Your task:
The answer is a single number: the count of lines below in which the word "段落锚点" appears.

►

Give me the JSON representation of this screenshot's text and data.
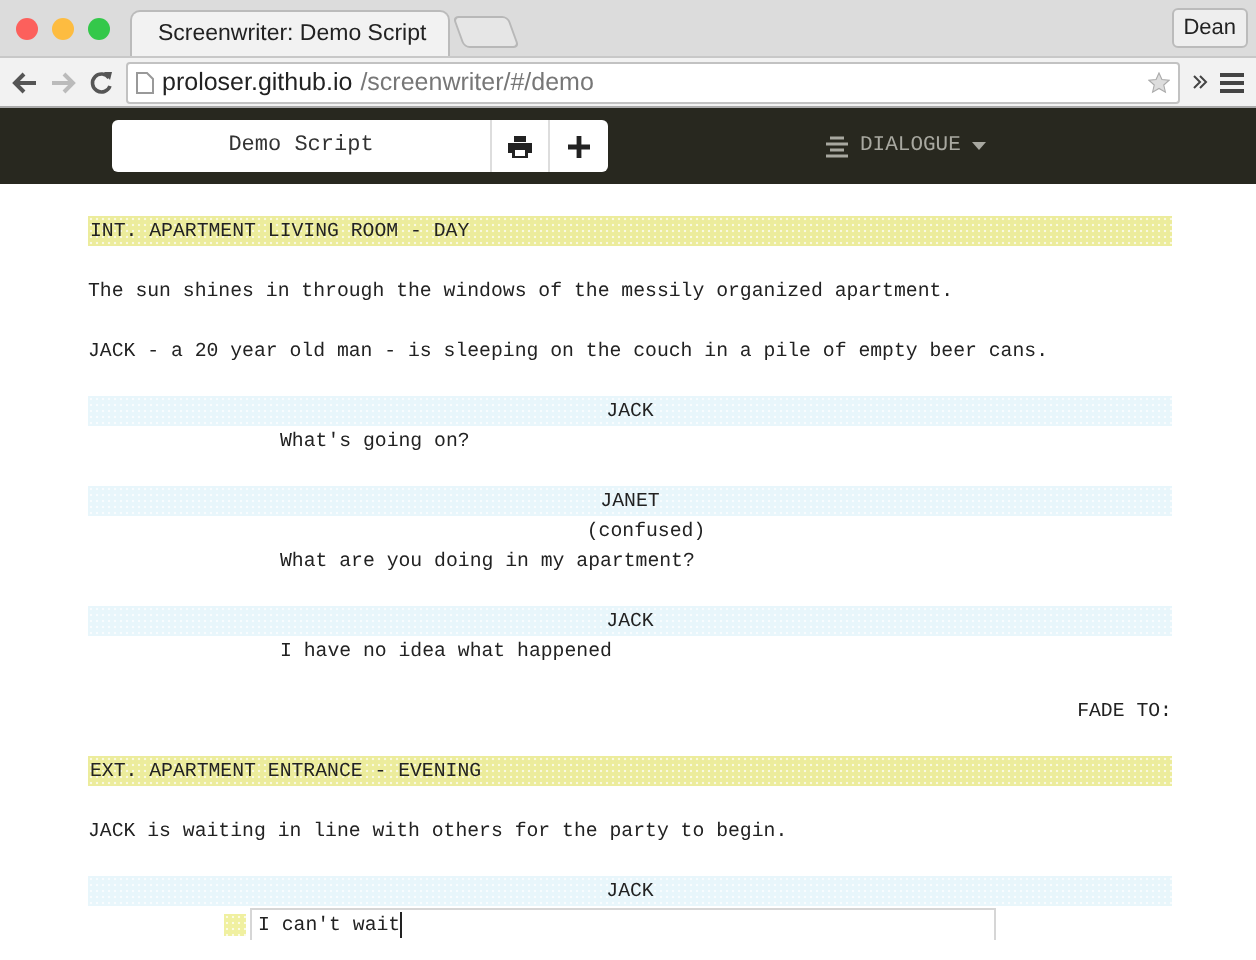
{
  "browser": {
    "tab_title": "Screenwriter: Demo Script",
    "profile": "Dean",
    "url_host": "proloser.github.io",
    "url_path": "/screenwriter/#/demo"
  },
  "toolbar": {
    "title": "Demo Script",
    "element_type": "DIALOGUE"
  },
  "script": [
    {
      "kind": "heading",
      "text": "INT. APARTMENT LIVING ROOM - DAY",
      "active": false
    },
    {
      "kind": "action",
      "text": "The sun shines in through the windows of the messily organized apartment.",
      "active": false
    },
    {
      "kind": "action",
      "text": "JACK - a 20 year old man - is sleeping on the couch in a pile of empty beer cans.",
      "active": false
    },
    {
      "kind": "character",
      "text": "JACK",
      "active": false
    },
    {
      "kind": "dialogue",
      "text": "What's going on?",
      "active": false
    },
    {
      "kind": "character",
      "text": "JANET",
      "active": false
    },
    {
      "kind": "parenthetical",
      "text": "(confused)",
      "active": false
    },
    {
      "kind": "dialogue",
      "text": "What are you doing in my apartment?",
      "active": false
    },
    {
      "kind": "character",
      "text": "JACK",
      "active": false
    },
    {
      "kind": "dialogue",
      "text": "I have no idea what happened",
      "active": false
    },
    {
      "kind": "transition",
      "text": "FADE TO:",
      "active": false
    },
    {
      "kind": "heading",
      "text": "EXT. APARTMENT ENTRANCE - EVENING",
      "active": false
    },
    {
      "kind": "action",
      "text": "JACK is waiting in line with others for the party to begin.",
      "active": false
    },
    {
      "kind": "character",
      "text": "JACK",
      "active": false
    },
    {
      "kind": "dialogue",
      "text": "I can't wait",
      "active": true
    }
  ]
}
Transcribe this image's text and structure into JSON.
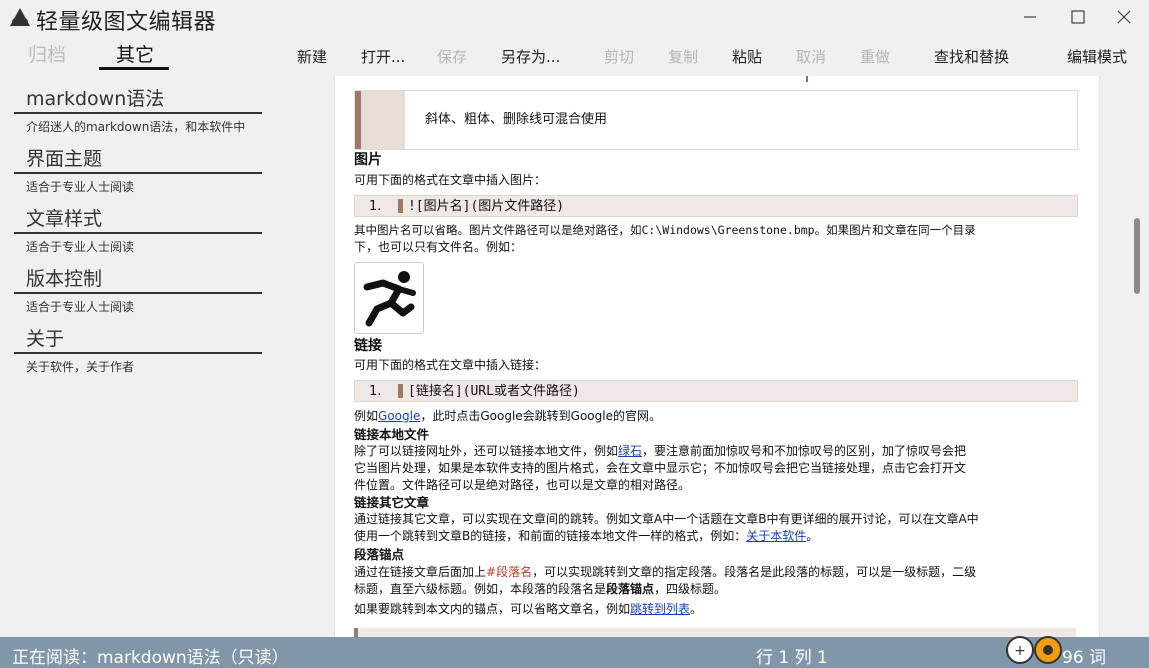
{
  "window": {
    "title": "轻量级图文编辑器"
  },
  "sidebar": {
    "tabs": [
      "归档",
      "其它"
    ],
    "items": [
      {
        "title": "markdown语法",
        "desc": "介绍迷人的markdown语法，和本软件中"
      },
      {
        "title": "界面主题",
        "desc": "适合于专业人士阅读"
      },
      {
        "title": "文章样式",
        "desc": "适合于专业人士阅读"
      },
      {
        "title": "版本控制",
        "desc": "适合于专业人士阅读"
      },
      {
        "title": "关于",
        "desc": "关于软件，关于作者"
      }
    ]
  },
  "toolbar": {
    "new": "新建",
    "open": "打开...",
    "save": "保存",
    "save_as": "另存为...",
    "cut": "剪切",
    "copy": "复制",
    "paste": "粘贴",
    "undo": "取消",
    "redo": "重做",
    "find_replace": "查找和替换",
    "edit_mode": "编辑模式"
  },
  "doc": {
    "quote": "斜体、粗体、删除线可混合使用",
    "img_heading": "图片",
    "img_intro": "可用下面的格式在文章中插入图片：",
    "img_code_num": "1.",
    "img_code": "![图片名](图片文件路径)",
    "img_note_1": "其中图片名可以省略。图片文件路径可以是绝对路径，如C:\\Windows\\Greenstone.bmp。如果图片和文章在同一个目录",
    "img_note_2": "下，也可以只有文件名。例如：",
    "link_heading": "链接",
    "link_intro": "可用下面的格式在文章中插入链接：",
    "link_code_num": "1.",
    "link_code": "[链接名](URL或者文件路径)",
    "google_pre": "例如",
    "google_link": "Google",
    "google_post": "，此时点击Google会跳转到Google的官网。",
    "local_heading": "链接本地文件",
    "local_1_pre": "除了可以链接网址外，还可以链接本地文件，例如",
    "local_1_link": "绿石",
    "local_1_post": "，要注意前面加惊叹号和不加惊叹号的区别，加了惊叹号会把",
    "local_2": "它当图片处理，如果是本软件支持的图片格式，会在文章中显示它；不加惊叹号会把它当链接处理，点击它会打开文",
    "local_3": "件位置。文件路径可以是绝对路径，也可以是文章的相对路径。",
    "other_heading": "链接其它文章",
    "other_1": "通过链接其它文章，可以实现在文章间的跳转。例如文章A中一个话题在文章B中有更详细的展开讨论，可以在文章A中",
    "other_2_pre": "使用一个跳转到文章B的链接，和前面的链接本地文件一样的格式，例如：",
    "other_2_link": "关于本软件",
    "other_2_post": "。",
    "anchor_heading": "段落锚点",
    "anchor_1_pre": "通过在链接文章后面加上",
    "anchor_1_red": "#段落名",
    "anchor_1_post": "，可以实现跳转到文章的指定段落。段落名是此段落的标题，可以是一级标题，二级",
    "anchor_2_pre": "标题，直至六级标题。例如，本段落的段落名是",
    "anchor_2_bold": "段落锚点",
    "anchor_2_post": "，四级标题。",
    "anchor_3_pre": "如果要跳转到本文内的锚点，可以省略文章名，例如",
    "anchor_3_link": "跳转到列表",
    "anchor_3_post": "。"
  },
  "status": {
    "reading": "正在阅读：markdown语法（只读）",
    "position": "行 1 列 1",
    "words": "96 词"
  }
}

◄

Task answer:
2